An experimental 3D-animation of the IC 410







Since the Weather doesn't support new images, I'm publishing some experimental work here.

I have tested a new method to publish my 3D-images as a form of Lenticular prints.
For this technique to work, I need series of images from different angles, in this case 24 images are needed.
Lenticular printing is actually an old technique but in past few years it has become much more sophisticated.
The results can be stunning visually, image plane disappears and object floats in and outside of the frame.

Since astronomical objects are too far away, no real parallax can be imaged. Doe to that, I have developed a method to turn my images to various 3D-formats. My work flow is based on scientific data from the object, distance and the source of ionization are usually known. The different types of the nebulae has typical structures, pillar like formations must point to the source of ionization, the radiation pressure forms kind of hollow area, inside of the nebula, around newly born stars, dark nebulae must be at front of the emission ones to show, etc... rest of the missing information is then replaced with an artistic vision.
The whole process is pretty much like sculpting!


The IC 410 in Auriga as an animation
Only real elements from the original 2D-image are used for the animation

NOTE! Let the animation load, ~5MB
This is a personal vision about forms and shapes, based on some known facts and an artistic impression.



2D-image of IC 410



A study about the apparen scale in the sky



Second animatio, Flying in and out

NOTE! Let the animation load, ~5MB
This is a personal vision about forms and shapes, based on some known facts and an artistic impression.






2 comments:

Alex Frisch said...

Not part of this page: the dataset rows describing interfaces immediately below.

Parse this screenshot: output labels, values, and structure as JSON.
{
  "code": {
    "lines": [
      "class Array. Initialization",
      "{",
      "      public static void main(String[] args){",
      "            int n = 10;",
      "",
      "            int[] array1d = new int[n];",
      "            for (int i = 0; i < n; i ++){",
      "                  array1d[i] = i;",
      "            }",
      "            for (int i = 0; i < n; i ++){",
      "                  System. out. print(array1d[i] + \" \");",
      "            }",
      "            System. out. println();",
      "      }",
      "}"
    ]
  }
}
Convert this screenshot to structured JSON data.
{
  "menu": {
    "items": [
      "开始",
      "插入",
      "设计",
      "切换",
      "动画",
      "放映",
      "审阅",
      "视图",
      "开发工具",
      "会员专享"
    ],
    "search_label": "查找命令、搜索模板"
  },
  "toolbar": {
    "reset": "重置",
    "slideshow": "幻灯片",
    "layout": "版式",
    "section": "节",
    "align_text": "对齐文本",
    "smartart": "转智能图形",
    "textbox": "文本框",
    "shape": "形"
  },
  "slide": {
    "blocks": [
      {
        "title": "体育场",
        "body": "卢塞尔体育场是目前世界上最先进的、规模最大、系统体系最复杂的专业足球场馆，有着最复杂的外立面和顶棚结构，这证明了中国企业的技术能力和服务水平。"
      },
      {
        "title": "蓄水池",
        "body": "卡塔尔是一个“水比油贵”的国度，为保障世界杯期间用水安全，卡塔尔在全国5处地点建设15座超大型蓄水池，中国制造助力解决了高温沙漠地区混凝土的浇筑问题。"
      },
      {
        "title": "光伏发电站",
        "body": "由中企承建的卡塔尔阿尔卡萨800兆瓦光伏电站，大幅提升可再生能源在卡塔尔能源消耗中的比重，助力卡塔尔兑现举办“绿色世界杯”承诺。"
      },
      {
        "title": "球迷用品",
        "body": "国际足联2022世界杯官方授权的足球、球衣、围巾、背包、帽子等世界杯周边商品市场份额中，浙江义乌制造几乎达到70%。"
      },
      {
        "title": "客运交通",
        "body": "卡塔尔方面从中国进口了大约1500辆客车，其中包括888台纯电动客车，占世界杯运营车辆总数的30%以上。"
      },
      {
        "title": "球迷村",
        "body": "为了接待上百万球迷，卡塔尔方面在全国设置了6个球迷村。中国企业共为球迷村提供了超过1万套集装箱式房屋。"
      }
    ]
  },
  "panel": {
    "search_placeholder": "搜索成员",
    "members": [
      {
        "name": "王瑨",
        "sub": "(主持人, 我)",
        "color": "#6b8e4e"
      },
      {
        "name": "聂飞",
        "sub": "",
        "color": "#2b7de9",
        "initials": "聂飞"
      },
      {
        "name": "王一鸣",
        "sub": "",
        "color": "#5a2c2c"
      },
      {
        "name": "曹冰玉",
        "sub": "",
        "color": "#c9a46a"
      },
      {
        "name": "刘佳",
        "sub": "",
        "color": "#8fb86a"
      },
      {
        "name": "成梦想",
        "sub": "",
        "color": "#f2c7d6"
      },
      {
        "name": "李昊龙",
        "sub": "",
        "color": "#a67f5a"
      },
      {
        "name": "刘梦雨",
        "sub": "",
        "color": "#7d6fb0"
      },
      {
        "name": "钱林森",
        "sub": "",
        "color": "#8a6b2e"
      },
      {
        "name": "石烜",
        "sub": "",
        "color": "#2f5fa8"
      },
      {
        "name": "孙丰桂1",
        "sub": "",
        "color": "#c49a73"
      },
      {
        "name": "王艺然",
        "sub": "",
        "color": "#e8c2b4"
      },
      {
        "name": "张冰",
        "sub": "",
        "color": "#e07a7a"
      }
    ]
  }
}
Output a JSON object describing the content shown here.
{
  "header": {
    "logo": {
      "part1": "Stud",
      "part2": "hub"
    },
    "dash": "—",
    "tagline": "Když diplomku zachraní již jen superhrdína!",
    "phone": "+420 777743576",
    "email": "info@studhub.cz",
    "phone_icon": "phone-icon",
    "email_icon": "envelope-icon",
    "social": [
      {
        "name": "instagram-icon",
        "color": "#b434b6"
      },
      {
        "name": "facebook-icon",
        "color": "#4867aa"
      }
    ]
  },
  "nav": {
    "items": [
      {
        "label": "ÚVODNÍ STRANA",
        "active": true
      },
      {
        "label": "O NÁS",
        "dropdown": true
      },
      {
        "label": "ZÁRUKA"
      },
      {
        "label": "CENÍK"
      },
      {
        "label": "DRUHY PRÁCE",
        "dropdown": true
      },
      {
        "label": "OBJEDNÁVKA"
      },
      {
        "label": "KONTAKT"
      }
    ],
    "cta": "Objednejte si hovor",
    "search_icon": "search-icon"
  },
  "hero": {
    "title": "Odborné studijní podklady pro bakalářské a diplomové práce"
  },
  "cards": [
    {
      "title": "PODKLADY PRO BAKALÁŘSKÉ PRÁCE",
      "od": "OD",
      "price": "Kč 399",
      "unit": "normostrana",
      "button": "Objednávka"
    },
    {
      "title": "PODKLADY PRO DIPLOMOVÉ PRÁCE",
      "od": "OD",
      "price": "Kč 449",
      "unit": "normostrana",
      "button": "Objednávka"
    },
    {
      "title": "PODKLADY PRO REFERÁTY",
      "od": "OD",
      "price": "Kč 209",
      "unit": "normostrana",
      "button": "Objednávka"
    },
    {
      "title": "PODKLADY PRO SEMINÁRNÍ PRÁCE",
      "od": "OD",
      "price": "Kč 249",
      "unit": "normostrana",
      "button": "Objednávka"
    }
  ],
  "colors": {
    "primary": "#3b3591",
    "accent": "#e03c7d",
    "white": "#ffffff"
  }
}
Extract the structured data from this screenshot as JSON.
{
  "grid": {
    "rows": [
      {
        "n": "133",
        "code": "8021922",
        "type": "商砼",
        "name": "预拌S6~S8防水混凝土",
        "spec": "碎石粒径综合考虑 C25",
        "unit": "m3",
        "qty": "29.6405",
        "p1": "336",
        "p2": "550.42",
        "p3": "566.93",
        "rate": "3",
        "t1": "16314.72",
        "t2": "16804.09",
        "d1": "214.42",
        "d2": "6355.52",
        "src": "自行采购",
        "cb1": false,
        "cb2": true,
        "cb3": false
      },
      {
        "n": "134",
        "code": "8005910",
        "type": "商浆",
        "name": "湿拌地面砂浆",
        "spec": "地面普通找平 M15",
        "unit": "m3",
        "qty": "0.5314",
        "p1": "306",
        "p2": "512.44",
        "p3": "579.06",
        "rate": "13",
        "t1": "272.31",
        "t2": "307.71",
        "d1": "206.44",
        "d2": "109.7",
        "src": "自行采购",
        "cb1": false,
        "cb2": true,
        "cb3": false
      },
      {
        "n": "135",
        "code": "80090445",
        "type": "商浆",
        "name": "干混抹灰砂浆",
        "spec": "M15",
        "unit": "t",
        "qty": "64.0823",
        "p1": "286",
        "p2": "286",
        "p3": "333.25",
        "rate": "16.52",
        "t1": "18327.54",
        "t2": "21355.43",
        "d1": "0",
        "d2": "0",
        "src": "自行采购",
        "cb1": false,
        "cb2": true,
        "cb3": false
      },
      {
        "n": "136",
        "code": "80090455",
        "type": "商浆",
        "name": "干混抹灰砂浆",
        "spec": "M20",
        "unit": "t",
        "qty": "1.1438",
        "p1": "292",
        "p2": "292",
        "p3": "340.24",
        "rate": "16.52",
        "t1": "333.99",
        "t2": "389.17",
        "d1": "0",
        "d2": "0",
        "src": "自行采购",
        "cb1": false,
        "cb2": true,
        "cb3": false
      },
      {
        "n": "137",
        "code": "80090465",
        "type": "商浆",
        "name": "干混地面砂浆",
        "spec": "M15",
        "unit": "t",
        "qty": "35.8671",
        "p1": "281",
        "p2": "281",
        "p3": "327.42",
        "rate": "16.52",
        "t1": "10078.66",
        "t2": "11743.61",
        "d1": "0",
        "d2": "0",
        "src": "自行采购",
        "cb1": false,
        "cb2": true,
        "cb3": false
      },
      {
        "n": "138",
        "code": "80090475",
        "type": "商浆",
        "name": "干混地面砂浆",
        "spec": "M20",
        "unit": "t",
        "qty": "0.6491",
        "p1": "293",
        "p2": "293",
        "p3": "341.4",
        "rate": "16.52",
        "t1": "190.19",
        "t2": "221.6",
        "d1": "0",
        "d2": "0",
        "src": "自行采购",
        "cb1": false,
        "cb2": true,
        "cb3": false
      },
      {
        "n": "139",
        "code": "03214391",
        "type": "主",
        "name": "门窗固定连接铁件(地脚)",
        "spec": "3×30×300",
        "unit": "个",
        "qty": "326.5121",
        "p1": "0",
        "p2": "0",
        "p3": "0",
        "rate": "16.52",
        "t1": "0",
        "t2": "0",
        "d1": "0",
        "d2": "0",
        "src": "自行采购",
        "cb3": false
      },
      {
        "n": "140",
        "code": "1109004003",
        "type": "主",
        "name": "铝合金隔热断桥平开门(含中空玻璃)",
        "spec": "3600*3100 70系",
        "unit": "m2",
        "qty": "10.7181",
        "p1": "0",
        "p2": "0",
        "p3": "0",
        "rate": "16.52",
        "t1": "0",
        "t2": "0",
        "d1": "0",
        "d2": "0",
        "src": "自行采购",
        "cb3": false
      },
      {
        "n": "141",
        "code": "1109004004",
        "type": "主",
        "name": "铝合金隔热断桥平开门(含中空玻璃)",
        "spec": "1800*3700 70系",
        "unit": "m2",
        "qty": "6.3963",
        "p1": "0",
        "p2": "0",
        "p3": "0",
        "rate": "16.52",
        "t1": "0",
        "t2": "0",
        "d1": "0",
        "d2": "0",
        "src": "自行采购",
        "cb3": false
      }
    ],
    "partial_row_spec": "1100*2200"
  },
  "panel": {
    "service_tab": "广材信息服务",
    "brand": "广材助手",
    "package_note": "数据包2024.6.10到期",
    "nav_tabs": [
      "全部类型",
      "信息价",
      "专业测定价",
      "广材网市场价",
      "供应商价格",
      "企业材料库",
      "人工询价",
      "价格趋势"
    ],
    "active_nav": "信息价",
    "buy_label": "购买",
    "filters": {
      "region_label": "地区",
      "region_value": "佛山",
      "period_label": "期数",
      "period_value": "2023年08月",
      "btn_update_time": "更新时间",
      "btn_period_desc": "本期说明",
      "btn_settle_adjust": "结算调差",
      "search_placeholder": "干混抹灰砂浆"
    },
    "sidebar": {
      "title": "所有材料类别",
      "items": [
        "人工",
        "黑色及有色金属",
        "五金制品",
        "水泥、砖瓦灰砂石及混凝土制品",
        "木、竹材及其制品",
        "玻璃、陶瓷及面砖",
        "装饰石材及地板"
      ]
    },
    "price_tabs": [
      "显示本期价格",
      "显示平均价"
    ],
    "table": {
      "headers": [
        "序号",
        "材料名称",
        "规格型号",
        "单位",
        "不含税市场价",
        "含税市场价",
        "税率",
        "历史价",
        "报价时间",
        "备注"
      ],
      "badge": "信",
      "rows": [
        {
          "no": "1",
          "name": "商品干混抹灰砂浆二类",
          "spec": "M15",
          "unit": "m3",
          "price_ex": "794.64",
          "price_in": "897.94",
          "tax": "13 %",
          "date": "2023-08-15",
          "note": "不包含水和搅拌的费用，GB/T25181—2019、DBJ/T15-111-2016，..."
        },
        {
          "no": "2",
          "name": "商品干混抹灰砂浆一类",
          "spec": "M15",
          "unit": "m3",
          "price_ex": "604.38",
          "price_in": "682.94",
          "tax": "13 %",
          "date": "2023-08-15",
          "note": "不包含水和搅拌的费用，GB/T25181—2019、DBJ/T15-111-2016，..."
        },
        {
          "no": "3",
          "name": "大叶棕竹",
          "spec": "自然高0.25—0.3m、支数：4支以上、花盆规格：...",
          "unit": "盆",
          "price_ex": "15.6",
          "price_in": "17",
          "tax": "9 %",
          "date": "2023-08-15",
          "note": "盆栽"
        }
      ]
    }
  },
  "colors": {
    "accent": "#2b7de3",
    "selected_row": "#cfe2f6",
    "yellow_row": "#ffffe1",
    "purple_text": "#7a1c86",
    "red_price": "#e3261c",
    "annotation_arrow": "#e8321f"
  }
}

3D computer graphics are often referred to as 3D models. Apart from the rendered graphic, the model is contained within the graphical data file.


Alex Frisch

J-P Metsävainio said...

Yes?